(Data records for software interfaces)
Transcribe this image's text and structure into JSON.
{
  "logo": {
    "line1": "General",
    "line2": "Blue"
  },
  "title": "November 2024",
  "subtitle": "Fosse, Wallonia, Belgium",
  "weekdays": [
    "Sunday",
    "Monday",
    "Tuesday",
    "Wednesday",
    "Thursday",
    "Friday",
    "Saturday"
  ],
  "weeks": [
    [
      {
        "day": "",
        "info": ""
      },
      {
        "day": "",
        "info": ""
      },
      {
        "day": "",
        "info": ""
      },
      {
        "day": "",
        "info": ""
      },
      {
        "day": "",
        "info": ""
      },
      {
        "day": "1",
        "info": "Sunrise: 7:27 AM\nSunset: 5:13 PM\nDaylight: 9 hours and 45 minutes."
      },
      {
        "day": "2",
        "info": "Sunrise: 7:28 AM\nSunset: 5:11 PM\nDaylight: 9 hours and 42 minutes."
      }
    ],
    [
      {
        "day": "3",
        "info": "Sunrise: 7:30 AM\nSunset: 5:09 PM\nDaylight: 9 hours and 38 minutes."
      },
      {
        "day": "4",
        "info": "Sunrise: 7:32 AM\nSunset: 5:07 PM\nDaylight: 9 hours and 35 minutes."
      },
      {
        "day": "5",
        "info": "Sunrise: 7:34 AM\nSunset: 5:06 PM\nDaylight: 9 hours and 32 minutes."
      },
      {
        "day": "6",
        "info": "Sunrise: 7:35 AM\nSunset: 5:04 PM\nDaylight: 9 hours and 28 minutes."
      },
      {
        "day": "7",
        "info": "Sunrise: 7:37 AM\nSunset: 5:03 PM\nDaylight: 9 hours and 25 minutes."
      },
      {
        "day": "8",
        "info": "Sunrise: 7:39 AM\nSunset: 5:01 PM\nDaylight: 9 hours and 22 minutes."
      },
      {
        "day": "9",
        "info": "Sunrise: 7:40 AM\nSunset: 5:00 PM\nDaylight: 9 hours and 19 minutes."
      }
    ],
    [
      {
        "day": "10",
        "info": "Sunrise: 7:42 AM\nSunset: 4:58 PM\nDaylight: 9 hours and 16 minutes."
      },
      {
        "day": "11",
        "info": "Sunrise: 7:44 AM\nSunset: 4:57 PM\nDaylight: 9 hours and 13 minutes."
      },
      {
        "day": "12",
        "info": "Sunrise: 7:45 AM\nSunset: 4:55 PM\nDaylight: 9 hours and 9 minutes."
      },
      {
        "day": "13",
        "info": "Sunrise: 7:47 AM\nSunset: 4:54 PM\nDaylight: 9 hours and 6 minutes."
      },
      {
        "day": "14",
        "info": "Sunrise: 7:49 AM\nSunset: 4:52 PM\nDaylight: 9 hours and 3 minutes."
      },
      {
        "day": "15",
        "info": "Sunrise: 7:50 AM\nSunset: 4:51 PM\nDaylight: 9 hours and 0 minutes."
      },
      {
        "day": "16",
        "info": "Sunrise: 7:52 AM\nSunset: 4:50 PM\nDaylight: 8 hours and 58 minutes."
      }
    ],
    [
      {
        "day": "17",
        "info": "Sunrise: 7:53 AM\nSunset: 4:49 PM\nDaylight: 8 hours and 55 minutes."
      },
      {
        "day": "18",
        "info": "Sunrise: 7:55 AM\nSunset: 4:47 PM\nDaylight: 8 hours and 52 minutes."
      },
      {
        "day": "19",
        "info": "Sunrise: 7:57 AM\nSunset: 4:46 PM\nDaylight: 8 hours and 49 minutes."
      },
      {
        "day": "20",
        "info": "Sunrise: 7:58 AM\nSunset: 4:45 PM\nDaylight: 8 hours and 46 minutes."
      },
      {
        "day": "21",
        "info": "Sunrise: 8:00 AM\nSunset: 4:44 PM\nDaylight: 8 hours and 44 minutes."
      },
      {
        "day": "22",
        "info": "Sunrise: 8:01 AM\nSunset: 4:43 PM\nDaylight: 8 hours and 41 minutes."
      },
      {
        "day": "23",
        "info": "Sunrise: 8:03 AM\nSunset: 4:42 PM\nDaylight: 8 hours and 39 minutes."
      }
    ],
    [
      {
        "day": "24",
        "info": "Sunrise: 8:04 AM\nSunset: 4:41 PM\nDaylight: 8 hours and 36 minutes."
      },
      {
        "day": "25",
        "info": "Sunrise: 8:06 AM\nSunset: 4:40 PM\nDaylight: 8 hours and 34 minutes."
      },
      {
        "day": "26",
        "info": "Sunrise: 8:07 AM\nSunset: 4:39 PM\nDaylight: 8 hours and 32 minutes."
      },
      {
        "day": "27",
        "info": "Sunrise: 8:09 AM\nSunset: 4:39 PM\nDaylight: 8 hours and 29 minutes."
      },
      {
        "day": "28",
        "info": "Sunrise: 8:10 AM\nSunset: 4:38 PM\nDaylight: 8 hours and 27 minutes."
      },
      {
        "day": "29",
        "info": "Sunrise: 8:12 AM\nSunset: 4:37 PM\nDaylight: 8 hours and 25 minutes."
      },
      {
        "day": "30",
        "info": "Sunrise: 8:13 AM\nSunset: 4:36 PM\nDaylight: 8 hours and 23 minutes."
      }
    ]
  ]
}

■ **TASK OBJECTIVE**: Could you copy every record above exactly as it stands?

■ **RESPONSE AREA**:
Transcribe this image's text and structure into JSON.
{
  "logo": {
    "line1": "General",
    "line2": "Blue"
  },
  "title": "November 2024",
  "subtitle": "Fosse, Wallonia, Belgium",
  "weekdays": [
    "Sunday",
    "Monday",
    "Tuesday",
    "Wednesday",
    "Thursday",
    "Friday",
    "Saturday"
  ],
  "weeks": [
    [
      {
        "day": "",
        "info": ""
      },
      {
        "day": "",
        "info": ""
      },
      {
        "day": "",
        "info": ""
      },
      {
        "day": "",
        "info": ""
      },
      {
        "day": "",
        "info": ""
      },
      {
        "day": "1",
        "info": "Sunrise: 7:27 AM\nSunset: 5:13 PM\nDaylight: 9 hours and 45 minutes."
      },
      {
        "day": "2",
        "info": "Sunrise: 7:28 AM\nSunset: 5:11 PM\nDaylight: 9 hours and 42 minutes."
      }
    ],
    [
      {
        "day": "3",
        "info": "Sunrise: 7:30 AM\nSunset: 5:09 PM\nDaylight: 9 hours and 38 minutes."
      },
      {
        "day": "4",
        "info": "Sunrise: 7:32 AM\nSunset: 5:07 PM\nDaylight: 9 hours and 35 minutes."
      },
      {
        "day": "5",
        "info": "Sunrise: 7:34 AM\nSunset: 5:06 PM\nDaylight: 9 hours and 32 minutes."
      },
      {
        "day": "6",
        "info": "Sunrise: 7:35 AM\nSunset: 5:04 PM\nDaylight: 9 hours and 28 minutes."
      },
      {
        "day": "7",
        "info": "Sunrise: 7:37 AM\nSunset: 5:03 PM\nDaylight: 9 hours and 25 minutes."
      },
      {
        "day": "8",
        "info": "Sunrise: 7:39 AM\nSunset: 5:01 PM\nDaylight: 9 hours and 22 minutes."
      },
      {
        "day": "9",
        "info": "Sunrise: 7:40 AM\nSunset: 5:00 PM\nDaylight: 9 hours and 19 minutes."
      }
    ],
    [
      {
        "day": "10",
        "info": "Sunrise: 7:42 AM\nSunset: 4:58 PM\nDaylight: 9 hours and 16 minutes."
      },
      {
        "day": "11",
        "info": "Sunrise: 7:44 AM\nSunset: 4:57 PM\nDaylight: 9 hours and 13 minutes."
      },
      {
        "day": "12",
        "info": "Sunrise: 7:45 AM\nSunset: 4:55 PM\nDaylight: 9 hours and 9 minutes."
      },
      {
        "day": "13",
        "info": "Sunrise: 7:47 AM\nSunset: 4:54 PM\nDaylight: 9 hours and 6 minutes."
      },
      {
        "day": "14",
        "info": "Sunrise: 7:49 AM\nSunset: 4:52 PM\nDaylight: 9 hours and 3 minutes."
      },
      {
        "day": "15",
        "info": "Sunrise: 7:50 AM\nSunset: 4:51 PM\nDaylight: 9 hours and 0 minutes."
      },
      {
        "day": "16",
        "info": "Sunrise: 7:52 AM\nSunset: 4:50 PM\nDaylight: 8 hours and 58 minutes."
      }
    ],
    [
      {
        "day": "17",
        "info": "Sunrise: 7:53 AM\nSunset: 4:49 PM\nDaylight: 8 hours and 55 minutes."
      },
      {
        "day": "18",
        "info": "Sunrise: 7:55 AM\nSunset: 4:47 PM\nDaylight: 8 hours and 52 minutes."
      },
      {
        "day": "19",
        "info": "Sunrise: 7:57 AM\nSunset: 4:46 PM\nDaylight: 8 hours and 49 minutes."
      },
      {
        "day": "20",
        "info": "Sunrise: 7:58 AM\nSunset: 4:45 PM\nDaylight: 8 hours and 46 minutes."
      },
      {
        "day": "21",
        "info": "Sunrise: 8:00 AM\nSunset: 4:44 PM\nDaylight: 8 hours and 44 minutes."
      },
      {
        "day": "22",
        "info": "Sunrise: 8:01 AM\nSunset: 4:43 PM\nDaylight: 8 hours and 41 minutes."
      },
      {
        "day": "23",
        "info": "Sunrise: 8:03 AM\nSunset: 4:42 PM\nDaylight: 8 hours and 39 minutes."
      }
    ],
    [
      {
        "day": "24",
        "info": "Sunrise: 8:04 AM\nSunset: 4:41 PM\nDaylight: 8 hours and 36 minutes."
      },
      {
        "day": "25",
        "info": "Sunrise: 8:06 AM\nSunset: 4:40 PM\nDaylight: 8 hours and 34 minutes."
      },
      {
        "day": "26",
        "info": "Sunrise: 8:07 AM\nSunset: 4:39 PM\nDaylight: 8 hours and 32 minutes."
      },
      {
        "day": "27",
        "info": "Sunrise: 8:09 AM\nSunset: 4:39 PM\nDaylight: 8 hours and 29 minutes."
      },
      {
        "day": "28",
        "info": "Sunrise: 8:10 AM\nSunset: 4:38 PM\nDaylight: 8 hours and 27 minutes."
      },
      {
        "day": "29",
        "info": "Sunrise: 8:12 AM\nSunset: 4:37 PM\nDaylight: 8 hours and 25 minutes."
      },
      {
        "day": "30",
        "info": "Sunrise: 8:13 AM\nSunset: 4:36 PM\nDaylight: 8 hours and 23 minutes."
      }
    ]
  ]
}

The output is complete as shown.